▸ **EXERCISE GOAL**:
Find out how many lines in the records have the string "JSON" in them, and state only that number.

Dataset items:

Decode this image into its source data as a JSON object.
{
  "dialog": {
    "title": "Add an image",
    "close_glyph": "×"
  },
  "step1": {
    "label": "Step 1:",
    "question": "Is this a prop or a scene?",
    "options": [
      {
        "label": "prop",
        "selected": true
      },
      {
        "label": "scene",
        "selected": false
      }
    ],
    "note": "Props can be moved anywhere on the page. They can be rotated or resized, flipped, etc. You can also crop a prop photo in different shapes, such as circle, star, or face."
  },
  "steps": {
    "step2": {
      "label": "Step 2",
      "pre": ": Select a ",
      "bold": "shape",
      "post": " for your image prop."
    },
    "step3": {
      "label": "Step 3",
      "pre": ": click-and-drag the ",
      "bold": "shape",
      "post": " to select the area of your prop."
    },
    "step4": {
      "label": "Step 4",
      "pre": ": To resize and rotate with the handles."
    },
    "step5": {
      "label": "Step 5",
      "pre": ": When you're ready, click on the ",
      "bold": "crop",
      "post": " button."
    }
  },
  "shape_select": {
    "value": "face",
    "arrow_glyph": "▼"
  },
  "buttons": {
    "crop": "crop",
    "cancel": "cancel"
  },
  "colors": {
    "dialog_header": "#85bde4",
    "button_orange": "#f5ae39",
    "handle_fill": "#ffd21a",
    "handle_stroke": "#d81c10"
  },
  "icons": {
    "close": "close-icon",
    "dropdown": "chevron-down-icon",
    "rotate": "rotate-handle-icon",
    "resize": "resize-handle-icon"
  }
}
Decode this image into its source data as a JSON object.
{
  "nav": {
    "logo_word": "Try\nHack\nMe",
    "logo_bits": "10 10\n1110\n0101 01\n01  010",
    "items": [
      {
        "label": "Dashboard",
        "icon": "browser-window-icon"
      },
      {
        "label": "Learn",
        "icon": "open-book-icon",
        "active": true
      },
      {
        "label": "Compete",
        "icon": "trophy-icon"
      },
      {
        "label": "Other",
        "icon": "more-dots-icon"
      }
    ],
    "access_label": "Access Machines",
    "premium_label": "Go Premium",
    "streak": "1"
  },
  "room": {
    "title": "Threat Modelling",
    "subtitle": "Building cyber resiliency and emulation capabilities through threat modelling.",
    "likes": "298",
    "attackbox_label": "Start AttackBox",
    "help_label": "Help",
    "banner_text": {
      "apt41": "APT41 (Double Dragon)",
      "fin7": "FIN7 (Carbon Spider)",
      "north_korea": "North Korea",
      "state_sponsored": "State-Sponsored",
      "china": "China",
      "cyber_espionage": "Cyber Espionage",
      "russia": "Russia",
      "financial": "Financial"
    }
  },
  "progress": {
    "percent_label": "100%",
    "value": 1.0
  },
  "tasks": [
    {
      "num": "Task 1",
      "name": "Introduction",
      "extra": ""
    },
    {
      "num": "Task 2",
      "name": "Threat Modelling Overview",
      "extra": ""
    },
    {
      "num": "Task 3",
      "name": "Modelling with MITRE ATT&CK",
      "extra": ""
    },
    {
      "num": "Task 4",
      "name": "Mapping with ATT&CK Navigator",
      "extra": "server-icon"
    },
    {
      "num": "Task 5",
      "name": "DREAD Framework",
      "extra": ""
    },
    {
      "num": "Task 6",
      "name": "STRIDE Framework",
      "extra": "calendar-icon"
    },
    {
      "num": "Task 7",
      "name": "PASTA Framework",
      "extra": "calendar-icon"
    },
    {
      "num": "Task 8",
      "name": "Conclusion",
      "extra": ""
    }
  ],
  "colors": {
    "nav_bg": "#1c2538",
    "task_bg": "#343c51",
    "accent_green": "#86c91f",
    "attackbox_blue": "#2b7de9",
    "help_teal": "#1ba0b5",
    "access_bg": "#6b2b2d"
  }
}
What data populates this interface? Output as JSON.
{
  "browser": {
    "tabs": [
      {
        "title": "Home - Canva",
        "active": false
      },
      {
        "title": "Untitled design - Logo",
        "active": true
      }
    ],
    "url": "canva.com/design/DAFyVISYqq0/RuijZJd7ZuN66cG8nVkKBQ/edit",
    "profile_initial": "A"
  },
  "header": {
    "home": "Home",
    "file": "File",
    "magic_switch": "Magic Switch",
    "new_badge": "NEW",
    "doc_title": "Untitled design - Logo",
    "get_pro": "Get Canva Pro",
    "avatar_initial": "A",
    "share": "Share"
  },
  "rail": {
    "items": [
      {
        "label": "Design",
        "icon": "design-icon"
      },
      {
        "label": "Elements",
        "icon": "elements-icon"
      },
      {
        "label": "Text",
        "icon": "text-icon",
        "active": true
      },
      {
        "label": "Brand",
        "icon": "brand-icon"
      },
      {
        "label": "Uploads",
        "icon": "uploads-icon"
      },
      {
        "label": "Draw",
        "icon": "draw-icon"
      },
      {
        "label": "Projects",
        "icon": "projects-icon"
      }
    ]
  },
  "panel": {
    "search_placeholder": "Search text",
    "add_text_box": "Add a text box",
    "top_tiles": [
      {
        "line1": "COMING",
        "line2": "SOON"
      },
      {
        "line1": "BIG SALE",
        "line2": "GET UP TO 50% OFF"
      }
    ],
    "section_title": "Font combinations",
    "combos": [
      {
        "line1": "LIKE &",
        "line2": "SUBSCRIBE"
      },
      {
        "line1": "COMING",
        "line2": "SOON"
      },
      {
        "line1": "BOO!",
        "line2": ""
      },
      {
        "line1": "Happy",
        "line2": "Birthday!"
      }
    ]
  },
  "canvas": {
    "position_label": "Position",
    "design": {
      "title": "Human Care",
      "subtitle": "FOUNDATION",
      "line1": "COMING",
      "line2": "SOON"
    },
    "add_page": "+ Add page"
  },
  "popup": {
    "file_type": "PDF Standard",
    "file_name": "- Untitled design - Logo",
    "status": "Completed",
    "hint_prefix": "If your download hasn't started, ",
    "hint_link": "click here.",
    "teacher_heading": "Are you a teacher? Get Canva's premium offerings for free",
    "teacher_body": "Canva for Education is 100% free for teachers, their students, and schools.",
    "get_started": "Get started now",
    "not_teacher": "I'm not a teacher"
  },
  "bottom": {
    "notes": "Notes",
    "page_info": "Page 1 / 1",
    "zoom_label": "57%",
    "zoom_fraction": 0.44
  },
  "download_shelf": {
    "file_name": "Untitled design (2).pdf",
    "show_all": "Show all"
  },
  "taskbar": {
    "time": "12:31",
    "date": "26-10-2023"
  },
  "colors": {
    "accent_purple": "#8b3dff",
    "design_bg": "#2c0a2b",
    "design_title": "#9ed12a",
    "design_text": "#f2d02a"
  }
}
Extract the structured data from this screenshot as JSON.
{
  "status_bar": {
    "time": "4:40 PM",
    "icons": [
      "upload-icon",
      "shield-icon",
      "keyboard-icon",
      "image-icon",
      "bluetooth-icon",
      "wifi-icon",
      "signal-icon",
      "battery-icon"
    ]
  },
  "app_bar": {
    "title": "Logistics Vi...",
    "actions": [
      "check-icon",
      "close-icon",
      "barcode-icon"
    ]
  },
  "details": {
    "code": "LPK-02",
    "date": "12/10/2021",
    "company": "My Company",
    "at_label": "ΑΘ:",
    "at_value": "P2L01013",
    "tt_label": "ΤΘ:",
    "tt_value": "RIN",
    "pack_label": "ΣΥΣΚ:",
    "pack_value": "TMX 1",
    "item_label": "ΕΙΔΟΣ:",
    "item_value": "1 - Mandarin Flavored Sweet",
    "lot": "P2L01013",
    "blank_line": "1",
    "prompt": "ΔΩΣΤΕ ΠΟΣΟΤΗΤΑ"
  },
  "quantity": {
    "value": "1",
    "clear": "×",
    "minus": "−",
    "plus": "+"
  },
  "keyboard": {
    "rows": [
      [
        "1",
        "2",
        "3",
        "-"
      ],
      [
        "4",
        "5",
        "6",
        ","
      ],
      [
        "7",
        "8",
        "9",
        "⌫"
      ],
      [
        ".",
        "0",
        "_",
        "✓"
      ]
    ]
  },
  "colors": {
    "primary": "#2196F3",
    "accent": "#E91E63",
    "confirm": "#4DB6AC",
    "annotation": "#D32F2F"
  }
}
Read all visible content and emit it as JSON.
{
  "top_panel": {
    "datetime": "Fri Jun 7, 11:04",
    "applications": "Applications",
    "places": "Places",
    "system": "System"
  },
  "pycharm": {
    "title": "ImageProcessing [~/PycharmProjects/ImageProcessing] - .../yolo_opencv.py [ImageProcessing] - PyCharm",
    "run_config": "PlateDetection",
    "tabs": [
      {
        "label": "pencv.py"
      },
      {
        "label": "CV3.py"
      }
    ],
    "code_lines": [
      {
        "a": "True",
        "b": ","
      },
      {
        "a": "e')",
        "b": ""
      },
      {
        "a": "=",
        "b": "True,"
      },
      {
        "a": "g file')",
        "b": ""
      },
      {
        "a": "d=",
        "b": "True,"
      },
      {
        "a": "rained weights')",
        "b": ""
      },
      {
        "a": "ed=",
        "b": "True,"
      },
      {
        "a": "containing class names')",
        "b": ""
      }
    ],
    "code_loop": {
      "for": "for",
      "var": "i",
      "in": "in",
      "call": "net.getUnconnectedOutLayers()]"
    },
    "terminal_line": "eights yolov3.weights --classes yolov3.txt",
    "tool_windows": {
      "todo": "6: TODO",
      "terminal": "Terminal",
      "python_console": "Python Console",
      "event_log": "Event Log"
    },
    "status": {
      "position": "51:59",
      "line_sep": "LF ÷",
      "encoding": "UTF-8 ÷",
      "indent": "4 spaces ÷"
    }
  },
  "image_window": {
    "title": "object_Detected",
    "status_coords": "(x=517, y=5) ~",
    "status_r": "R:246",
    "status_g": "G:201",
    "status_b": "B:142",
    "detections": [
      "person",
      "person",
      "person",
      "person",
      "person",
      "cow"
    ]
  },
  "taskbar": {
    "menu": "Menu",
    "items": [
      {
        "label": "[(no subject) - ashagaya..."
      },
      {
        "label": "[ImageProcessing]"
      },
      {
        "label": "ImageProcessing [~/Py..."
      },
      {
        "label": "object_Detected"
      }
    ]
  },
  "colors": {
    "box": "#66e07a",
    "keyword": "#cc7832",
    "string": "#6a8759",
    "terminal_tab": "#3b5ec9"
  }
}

▸ **SOLUTION TO THIS TASK**:
5